Items from an interface collection

....................

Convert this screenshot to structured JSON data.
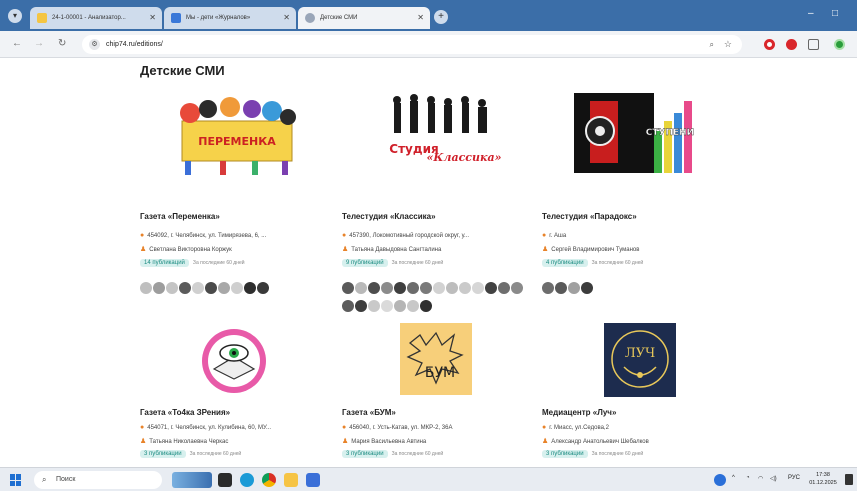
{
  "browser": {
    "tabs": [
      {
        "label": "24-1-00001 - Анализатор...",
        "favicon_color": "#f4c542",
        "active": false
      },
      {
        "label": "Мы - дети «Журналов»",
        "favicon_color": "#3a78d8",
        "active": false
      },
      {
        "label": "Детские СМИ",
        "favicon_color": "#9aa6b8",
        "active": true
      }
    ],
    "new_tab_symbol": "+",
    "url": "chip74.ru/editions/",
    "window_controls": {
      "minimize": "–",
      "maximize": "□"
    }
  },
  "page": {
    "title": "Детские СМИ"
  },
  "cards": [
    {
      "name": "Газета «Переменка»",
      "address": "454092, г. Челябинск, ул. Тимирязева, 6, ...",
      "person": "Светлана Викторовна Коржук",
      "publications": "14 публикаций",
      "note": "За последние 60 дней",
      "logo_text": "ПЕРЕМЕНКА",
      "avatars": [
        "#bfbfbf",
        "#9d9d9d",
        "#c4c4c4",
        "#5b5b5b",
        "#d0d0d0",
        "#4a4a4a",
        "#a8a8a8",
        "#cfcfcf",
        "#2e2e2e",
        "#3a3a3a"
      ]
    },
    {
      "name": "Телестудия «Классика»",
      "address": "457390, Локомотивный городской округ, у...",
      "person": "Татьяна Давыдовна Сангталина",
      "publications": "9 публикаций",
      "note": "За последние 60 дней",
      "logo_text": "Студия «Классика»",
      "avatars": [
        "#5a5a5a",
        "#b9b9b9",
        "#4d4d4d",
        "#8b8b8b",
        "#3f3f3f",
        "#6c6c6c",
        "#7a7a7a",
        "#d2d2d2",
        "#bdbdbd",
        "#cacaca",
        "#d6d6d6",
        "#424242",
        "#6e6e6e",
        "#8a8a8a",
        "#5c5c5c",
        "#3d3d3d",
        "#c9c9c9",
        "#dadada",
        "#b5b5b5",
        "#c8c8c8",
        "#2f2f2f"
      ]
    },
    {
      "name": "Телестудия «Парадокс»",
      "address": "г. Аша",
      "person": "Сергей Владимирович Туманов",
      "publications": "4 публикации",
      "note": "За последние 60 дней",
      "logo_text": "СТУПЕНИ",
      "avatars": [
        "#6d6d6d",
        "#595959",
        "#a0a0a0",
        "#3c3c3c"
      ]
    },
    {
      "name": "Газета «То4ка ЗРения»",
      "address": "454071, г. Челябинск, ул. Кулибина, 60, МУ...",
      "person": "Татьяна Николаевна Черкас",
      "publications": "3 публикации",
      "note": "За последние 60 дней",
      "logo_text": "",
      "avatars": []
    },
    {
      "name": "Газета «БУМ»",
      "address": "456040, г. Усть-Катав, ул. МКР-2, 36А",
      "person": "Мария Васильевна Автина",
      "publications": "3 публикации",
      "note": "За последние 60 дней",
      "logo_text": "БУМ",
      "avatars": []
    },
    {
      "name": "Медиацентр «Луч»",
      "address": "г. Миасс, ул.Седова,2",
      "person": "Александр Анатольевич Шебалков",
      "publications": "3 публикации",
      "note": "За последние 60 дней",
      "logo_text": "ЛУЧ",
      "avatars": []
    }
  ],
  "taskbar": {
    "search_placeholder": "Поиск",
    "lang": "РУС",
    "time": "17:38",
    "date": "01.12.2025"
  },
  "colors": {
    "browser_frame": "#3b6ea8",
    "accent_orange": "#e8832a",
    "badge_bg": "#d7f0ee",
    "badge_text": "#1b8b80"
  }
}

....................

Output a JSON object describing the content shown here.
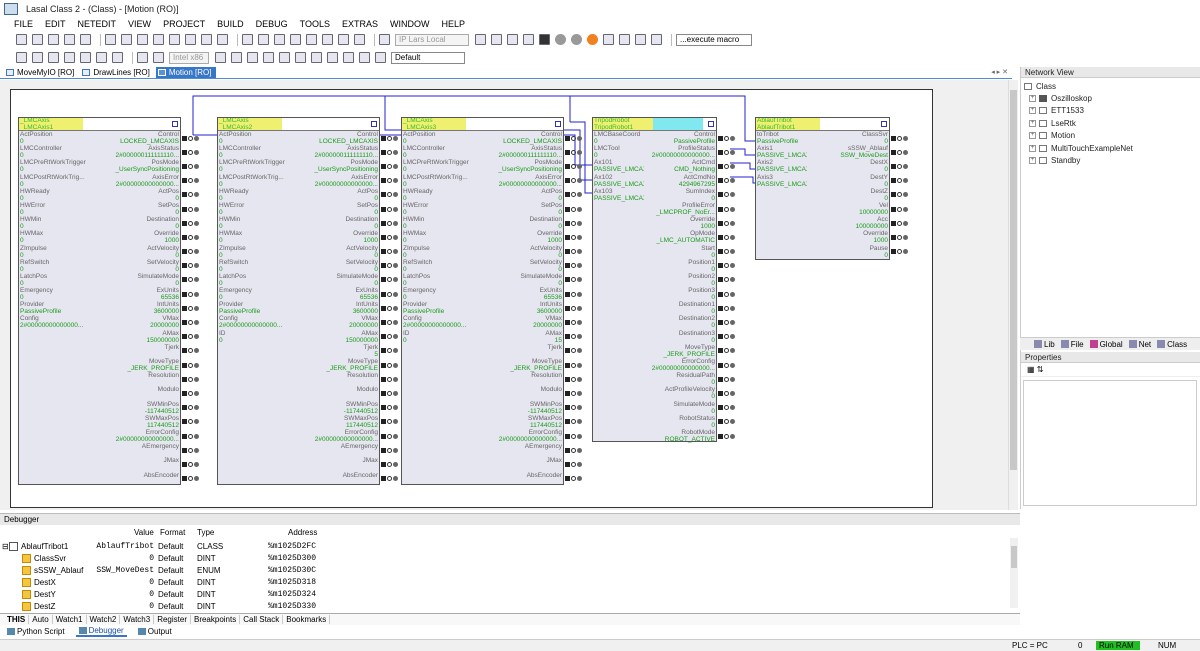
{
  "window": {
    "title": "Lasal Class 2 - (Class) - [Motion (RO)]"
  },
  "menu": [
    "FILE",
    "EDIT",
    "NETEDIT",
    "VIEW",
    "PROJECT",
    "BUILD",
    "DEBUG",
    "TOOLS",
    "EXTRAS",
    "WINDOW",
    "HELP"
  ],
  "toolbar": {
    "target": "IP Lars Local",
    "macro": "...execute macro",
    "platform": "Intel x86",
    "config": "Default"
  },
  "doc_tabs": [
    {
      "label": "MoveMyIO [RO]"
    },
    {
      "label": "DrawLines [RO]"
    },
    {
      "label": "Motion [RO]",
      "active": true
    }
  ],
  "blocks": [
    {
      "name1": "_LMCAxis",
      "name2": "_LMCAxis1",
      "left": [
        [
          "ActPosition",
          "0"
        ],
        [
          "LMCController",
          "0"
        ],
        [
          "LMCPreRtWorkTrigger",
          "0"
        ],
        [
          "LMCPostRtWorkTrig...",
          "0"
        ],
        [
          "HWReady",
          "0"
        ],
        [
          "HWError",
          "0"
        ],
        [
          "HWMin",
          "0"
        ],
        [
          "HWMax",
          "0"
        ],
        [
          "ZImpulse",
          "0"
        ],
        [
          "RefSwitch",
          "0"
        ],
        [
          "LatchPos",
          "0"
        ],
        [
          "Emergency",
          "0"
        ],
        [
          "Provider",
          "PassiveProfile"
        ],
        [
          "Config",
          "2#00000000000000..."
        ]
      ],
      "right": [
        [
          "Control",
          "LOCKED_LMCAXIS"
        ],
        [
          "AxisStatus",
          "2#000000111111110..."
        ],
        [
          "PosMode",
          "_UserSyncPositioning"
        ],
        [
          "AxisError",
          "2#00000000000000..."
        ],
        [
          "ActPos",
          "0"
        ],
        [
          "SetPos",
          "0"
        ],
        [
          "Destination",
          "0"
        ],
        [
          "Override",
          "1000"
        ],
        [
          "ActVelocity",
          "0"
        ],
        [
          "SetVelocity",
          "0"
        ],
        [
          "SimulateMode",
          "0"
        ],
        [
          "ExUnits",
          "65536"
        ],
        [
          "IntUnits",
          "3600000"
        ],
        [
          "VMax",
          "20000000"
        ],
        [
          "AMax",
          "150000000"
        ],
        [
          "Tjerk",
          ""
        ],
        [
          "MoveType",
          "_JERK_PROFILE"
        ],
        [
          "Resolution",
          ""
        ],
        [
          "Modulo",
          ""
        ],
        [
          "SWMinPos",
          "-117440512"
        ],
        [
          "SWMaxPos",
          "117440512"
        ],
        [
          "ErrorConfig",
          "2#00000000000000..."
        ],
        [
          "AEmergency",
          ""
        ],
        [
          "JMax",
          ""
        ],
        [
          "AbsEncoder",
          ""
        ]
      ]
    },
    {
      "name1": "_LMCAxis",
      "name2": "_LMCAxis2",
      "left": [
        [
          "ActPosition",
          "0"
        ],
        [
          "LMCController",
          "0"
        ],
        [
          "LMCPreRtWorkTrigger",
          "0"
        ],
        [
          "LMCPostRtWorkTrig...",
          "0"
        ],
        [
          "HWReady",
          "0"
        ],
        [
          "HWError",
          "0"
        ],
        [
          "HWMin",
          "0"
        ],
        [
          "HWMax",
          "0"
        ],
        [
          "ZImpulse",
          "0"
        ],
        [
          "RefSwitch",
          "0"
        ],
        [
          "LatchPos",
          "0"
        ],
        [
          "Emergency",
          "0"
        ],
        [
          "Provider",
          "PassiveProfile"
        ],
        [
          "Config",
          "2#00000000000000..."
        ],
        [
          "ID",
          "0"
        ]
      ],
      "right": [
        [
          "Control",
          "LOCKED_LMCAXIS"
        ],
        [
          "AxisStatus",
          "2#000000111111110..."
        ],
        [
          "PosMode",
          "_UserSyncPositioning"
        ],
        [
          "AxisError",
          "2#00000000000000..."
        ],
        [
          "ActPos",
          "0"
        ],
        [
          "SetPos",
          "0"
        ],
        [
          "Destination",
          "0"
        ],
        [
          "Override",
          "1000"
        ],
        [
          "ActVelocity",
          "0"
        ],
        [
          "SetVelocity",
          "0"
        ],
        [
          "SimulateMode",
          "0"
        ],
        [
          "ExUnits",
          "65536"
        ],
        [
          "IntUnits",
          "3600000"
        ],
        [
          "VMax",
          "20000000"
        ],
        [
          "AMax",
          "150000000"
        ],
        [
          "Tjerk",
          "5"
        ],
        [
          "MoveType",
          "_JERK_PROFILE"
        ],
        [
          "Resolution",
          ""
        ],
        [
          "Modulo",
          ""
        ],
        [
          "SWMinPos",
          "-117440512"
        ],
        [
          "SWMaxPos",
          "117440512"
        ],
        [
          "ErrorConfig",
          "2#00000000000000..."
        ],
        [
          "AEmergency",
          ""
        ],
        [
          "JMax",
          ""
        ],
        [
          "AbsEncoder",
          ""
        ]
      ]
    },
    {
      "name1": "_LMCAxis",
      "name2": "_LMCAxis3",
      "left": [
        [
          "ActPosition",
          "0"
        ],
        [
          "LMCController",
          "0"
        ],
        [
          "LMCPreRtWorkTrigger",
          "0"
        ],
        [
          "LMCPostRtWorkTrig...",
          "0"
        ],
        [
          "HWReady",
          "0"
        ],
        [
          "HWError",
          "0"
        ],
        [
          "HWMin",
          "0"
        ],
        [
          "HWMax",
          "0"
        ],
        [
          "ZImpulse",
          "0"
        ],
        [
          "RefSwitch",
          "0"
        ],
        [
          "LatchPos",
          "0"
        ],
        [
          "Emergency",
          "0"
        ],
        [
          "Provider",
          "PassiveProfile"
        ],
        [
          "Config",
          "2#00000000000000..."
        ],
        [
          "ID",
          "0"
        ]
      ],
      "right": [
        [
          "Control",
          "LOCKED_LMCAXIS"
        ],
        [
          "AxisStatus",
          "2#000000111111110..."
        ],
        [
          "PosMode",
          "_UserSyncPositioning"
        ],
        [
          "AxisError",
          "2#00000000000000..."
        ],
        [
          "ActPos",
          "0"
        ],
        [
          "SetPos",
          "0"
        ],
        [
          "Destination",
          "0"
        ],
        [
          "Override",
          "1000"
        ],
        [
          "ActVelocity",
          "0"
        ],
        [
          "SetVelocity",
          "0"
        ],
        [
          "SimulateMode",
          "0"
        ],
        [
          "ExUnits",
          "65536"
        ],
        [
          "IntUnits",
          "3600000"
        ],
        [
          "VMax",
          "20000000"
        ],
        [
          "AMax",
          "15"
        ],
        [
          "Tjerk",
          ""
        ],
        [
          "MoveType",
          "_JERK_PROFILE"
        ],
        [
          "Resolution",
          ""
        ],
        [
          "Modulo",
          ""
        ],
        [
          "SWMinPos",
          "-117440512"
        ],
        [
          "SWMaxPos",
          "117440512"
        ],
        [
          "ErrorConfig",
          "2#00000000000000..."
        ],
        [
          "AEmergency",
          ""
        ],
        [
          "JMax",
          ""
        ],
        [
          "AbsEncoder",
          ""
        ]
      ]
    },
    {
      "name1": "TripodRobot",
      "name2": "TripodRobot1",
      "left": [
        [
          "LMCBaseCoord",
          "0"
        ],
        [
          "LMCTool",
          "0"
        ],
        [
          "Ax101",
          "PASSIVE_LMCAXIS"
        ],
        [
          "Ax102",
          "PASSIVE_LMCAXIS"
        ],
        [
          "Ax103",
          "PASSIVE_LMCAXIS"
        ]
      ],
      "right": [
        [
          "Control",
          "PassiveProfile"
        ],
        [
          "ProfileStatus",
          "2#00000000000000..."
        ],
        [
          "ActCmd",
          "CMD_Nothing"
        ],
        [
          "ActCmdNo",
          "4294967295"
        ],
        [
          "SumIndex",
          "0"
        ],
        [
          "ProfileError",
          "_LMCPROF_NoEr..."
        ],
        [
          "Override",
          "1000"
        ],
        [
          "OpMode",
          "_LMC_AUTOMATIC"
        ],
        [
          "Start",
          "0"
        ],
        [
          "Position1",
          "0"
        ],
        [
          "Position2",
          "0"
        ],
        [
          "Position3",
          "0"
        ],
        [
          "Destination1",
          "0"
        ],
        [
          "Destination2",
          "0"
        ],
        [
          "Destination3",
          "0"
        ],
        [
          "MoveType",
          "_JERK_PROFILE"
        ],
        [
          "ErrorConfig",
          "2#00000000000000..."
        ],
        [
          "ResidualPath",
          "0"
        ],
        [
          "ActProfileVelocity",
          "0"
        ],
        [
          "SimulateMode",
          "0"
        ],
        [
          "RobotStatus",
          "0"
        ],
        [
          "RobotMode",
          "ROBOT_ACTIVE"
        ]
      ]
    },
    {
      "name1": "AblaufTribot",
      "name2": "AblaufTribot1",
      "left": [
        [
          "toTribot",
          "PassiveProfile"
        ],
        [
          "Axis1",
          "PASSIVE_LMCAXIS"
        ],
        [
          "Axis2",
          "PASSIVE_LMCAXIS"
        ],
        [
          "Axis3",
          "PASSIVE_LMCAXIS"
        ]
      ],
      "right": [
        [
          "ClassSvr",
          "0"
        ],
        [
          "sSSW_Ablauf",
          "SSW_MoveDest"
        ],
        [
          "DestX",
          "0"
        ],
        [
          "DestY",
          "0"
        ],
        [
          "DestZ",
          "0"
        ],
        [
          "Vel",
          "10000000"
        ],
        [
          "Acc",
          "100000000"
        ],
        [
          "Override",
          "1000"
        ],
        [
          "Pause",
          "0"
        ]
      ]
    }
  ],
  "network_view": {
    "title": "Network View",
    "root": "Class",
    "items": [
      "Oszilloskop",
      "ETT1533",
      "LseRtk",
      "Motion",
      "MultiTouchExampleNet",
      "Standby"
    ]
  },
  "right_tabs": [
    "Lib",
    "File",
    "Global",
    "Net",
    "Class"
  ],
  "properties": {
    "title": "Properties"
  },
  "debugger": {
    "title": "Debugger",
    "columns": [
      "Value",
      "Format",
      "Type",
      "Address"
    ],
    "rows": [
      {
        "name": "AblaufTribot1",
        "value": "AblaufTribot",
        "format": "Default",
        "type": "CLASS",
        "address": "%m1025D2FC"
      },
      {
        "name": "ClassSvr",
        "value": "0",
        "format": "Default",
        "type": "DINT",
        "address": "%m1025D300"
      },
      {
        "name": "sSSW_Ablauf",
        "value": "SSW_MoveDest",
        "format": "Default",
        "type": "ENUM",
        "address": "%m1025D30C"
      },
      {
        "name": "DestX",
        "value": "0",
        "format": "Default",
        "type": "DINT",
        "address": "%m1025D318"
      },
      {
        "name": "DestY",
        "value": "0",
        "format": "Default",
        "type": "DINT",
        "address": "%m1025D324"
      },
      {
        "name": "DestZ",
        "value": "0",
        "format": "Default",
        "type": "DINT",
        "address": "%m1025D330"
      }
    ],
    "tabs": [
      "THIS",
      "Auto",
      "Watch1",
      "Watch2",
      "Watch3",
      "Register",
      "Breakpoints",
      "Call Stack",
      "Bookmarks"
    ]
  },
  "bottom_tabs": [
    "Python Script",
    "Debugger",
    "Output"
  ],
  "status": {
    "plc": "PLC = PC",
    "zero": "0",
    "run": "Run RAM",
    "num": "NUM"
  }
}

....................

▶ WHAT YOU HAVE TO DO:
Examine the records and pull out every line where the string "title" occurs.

▶ SOLUTION FOR THIS TASK:
    "title": "Детские СМИ"
    "title": "Lasal Class 2 - (Class) - [Motion (RO)]"
    "title": "Network View",
    "title": "Properties"
    "title": "Debugger",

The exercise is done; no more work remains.